Sick Building Syndrome – No Joke
See entire March 16, 2011 newsletter
I walked into a building the other night for an art exhibit and my husband turned to me and said “If I were you, I would turn around and leave right this minute.” It was the paint. I brushed it off because I wanted to see the exhibit and not be a party pooper. It was a big mistake and I had to leave quickly once my throat started closing. My throat hurt for several hours and I coughed for several more. I am allergic to one of the volatile organic compounds (VOCs) found in some paints.
Well, lo and behold, a few days later I was doing some research on The Daily Green website and found out about another wonderful feature they provide: Ecopedia – the A to Z of living green. Given my recent experience, I knew it was important that I share it.
Little bit of background on Mrs. Green’s beliefs: One of the very first books I read along the Mrs. Green journey was Greg Horn’s Living Green. It knocked my socks off, blew me away and opened my eyes. My belief systems? I believe people are getting cancer at alarming rates and at younger ages. I believe that kids are being diagnosed with autism in record numbers. I know that I have three friends right now who have cancer and it will take miracles for them to make it. (I also believe in miracles.) And what I believe is that these things are all related to the food we eat, the air we breathe, the clothes we wear, what we drink and what we put on our skin. I think it’s called the environment in which we live.
Now back to sick buildings. Do you know how much time the average person spends at work? Lots. So even though I believe it’s REALLY important to do everything you can to make your home environment healthier, the following information is important to know about your building. So please read what Sally Deneen has to say about sick building syndrome. It’s real, it matters and it’s all part of educating yourself because your life depends on it.
You may notice that whenever you’re at work your eyes get watery, your nose or throat get irritated, your skin becomes dry or itchy. You start to get a headache. Fatigue sets in. It’s hard to concentrate. Colleagues complain of similar symptoms. Yet, an odd thing happens: Soon after you leave the building you feel relief.

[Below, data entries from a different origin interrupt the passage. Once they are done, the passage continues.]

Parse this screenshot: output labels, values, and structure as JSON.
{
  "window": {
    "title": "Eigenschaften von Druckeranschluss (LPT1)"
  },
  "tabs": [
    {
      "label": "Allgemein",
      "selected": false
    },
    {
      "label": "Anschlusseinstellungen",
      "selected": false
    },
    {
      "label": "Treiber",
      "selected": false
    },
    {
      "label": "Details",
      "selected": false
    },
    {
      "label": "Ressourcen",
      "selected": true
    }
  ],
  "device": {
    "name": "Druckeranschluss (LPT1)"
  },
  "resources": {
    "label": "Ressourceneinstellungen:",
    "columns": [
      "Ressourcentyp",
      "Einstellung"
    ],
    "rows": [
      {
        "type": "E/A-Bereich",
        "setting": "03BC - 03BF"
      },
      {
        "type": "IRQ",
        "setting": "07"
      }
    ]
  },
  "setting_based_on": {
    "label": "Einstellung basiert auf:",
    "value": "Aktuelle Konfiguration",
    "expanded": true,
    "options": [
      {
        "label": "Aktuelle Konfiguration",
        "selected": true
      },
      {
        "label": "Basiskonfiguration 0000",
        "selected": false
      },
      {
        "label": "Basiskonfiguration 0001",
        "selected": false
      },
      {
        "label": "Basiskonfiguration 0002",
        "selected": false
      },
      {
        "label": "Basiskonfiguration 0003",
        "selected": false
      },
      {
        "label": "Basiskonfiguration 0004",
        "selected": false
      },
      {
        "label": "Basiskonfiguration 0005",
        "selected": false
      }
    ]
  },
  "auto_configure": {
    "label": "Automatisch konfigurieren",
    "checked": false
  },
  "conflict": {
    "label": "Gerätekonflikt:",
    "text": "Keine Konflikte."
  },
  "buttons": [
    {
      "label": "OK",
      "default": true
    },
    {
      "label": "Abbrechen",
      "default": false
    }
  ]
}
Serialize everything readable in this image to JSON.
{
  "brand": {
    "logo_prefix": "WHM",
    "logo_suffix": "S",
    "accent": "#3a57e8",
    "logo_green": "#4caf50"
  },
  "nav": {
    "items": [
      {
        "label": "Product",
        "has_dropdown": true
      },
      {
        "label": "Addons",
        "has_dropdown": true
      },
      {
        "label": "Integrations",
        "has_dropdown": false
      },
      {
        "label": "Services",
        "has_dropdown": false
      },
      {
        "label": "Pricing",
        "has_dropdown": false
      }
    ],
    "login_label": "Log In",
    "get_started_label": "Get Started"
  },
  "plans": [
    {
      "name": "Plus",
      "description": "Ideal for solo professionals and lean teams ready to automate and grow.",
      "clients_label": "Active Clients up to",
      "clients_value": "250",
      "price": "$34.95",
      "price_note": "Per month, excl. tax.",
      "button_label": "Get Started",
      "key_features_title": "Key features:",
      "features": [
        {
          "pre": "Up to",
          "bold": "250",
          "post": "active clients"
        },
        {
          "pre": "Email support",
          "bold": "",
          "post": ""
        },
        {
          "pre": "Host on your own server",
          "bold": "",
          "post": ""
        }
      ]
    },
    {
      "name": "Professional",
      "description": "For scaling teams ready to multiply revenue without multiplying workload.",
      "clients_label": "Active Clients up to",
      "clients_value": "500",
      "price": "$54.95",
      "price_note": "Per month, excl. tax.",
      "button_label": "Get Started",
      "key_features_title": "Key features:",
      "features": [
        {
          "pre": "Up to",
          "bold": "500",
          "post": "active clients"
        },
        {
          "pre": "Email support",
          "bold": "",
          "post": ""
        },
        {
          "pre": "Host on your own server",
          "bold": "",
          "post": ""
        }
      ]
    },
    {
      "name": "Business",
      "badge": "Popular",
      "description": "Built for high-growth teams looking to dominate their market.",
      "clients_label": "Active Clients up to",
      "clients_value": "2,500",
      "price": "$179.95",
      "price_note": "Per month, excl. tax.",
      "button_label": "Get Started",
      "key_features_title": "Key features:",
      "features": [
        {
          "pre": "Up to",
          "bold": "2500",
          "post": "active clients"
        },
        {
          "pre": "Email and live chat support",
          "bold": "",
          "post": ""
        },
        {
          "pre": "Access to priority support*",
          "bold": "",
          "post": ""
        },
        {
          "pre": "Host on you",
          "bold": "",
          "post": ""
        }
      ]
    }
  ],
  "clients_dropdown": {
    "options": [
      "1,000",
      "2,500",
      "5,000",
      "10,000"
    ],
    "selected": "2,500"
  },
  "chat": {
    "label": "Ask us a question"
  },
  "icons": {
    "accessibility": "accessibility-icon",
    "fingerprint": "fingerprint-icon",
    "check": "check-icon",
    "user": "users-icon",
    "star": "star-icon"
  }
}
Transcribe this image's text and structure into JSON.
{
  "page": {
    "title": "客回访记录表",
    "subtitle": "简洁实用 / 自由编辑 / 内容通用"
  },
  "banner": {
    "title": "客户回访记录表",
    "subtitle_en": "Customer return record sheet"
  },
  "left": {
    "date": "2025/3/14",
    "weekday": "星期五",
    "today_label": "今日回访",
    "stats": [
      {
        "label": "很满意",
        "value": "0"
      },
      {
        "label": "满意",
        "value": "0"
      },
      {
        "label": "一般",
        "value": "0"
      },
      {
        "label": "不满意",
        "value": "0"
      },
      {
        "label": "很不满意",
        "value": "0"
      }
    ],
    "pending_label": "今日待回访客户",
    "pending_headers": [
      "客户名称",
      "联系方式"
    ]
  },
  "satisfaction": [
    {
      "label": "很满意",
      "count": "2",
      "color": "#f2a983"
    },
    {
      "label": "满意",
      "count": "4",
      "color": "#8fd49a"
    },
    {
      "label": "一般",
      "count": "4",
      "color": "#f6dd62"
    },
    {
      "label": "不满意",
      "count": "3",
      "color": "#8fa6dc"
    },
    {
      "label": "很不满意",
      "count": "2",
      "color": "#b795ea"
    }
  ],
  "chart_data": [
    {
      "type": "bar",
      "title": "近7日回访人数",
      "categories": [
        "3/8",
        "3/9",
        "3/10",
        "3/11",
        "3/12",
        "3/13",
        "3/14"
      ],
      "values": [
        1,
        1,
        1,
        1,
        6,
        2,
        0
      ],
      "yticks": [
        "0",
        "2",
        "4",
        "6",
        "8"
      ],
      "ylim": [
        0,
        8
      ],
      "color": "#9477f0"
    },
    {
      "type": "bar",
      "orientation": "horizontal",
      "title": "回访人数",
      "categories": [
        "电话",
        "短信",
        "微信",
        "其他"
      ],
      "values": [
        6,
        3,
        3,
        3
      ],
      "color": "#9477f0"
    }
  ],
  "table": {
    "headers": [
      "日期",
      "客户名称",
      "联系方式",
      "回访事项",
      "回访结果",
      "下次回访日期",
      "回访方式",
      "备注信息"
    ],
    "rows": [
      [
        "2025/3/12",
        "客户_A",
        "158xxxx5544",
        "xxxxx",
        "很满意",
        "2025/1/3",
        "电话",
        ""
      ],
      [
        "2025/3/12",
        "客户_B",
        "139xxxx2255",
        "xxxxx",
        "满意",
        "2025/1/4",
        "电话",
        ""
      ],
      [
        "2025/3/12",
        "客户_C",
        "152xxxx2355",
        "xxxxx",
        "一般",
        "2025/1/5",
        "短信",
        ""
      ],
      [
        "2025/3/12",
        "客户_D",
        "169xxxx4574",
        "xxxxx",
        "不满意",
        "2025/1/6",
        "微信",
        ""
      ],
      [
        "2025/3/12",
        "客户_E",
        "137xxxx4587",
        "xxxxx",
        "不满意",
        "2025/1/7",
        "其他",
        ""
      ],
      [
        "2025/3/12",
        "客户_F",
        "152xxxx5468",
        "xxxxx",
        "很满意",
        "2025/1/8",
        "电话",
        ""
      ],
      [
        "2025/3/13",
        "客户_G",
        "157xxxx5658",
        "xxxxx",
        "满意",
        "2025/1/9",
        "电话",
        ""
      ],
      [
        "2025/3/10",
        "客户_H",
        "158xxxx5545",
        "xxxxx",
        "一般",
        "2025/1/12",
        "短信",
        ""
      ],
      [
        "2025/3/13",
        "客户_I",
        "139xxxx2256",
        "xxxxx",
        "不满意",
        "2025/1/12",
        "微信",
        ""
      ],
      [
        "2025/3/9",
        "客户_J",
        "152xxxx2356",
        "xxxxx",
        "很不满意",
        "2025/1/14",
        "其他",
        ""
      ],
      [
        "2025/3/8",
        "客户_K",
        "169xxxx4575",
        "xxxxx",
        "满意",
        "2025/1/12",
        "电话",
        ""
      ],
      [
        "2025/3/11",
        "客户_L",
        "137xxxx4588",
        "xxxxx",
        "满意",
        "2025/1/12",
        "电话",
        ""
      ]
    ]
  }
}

All are indicators of “sick building syndrome.” That’s a scary-sounding, catch-all term, which simply describes situations in which building occupants experience acute health and comfort effects that seem linked to time spent in a building, but no specific illness or cause can be identified, according to the US Environmental Protection Agency. Complaints may come from workers in one specific room or zone, or they may come from employees throughout a building. One report cited by EPA says up to 30 percent of new and remodeled buildings worldwide may prompt excessive complaints related to lousy indoor air quality.
“Sick building syndrome probably originated as a result of the oil embargoes that began in the mid-1970s,” reports the journal Archives of Environmental Health. Buildings erected after that increasingly were built “tight” – with windows that couldn’t open, for instance – to conserve energy. An unexpected consequence: Fungi became trapped indoors, along with chemicals released from cleaning products, ozone from photocopiers, pesticides sprayed by the exterminator, fumes from new carpets, and secondhand cigarette smoke drifting indoors from the ventilation system. (Mrs. Green’s note: PLEASE READ THIS AT LEAST TWICE!!)
Often, according to the EPA, problems trace to a building being operated or maintained in a manner that is inconsistent with its original design or operating procedures. Sometimes indoor air problems trace to poor building design or occupant activities. (Mrs. Green’s note: Say what?)
There’s some thought that no one really knows why people get sick; maybe it isn’t the air, but some other reason, like maybe sitting too long in front of a computer (a.k.a. “visual display unit” or “VDU”). One study found increased sick-building symptoms when working at a VDU at least seven hours a day; other studies found an effect after fewer hours, according to the journal Occupational and Environmental Medicine.
To figure out what’s going on, building managers can conduct a walk-through survey to look for obvious issues such as poor cleaning, water damage or overcrowding, then may distribute a questionnaire to employees to get a sense of the extent of the problem.
Solutions can be wide-ranging, including storing paint only in well-ventilated areas and letting new carpets off-gas their airborne pollutants before anyone goes inside the building. Find more solutions at the EPA.
There you have it. I HIGHLY recommend following this link if there is anything else you ever wanted to know about Sick Building Syndrome but were afraid to ask!